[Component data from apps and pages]
==*==
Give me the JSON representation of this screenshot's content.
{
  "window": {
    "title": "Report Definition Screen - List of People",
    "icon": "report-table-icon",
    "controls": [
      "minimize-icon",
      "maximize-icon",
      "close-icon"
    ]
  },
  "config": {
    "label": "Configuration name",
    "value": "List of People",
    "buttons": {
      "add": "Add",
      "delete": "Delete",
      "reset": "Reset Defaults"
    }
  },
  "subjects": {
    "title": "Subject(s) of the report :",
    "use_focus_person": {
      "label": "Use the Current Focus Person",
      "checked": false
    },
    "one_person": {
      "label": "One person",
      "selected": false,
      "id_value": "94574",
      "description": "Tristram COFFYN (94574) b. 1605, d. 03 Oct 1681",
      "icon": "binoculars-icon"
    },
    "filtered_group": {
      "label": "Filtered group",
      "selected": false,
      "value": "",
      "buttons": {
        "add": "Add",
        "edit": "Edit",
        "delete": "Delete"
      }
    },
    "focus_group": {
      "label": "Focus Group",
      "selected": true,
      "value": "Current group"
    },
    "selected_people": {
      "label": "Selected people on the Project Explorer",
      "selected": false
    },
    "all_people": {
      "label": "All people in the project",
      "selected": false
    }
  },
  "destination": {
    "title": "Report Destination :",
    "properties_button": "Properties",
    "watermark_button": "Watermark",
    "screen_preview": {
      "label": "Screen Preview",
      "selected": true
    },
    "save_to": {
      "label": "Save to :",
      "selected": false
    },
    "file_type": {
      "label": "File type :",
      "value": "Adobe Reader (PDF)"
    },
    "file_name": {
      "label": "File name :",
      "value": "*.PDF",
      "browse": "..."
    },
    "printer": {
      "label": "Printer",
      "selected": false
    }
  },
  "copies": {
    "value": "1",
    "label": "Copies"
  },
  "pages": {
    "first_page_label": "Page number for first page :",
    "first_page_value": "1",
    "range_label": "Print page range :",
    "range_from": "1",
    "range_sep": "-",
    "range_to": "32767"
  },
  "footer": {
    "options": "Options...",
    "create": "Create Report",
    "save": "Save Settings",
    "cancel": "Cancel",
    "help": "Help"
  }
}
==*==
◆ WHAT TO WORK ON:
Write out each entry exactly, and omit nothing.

◆ SOLUTION BELOW:
Give me the JSON representation of this screenshot's content.
{
  "window": {
    "title": "Report Definition Screen - List of People",
    "icon": "report-table-icon",
    "controls": [
      "minimize-icon",
      "maximize-icon",
      "close-icon"
    ]
  },
  "config": {
    "label": "Configuration name",
    "value": "List of People",
    "buttons": {
      "add": "Add",
      "delete": "Delete",
      "reset": "Reset Defaults"
    }
  },
  "subjects": {
    "title": "Subject(s) of the report :",
    "use_focus_person": {
      "label": "Use the Current Focus Person",
      "checked": false
    },
    "one_person": {
      "label": "One person",
      "selected": false,
      "id_value": "94574",
      "description": "Tristram COFFYN (94574) b. 1605, d. 03 Oct 1681",
      "icon": "binoculars-icon"
    },
    "filtered_group": {
      "label": "Filtered group",
      "selected": false,
      "value": "",
      "buttons": {
        "add": "Add",
        "edit": "Edit",
        "delete": "Delete"
      }
    },
    "focus_group": {
      "label": "Focus Group",
      "selected": true,
      "value": "Current group"
    },
    "selected_people": {
      "label": "Selected people on the Project Explorer",
      "selected": false
    },
    "all_people": {
      "label": "All people in the project",
      "selected": false
    }
  },
  "destination": {
    "title": "Report Destination :",
    "properties_button": "Properties",
    "watermark_button": "Watermark",
    "screen_preview": {
      "label": "Screen Preview",
      "selected": true
    },
    "save_to": {
      "label": "Save to :",
      "selected": false
    },
    "file_type": {
      "label": "File type :",
      "value": "Adobe Reader (PDF)"
    },
    "file_name": {
      "label": "File name :",
      "value": "*.PDF",
      "browse": "..."
    },
    "printer": {
      "label": "Printer",
      "selected": false
    }
  },
  "copies": {
    "value": "1",
    "label": "Copies"
  },
  "pages": {
    "first_page_label": "Page number for first page :",
    "first_page_value": "1",
    "range_label": "Print page range :",
    "range_from": "1",
    "range_sep": "-",
    "range_to": "32767"
  },
  "footer": {
    "options": "Options...",
    "create": "Create Report",
    "save": "Save Settings",
    "cancel": "Cancel",
    "help": "Help"
  }
}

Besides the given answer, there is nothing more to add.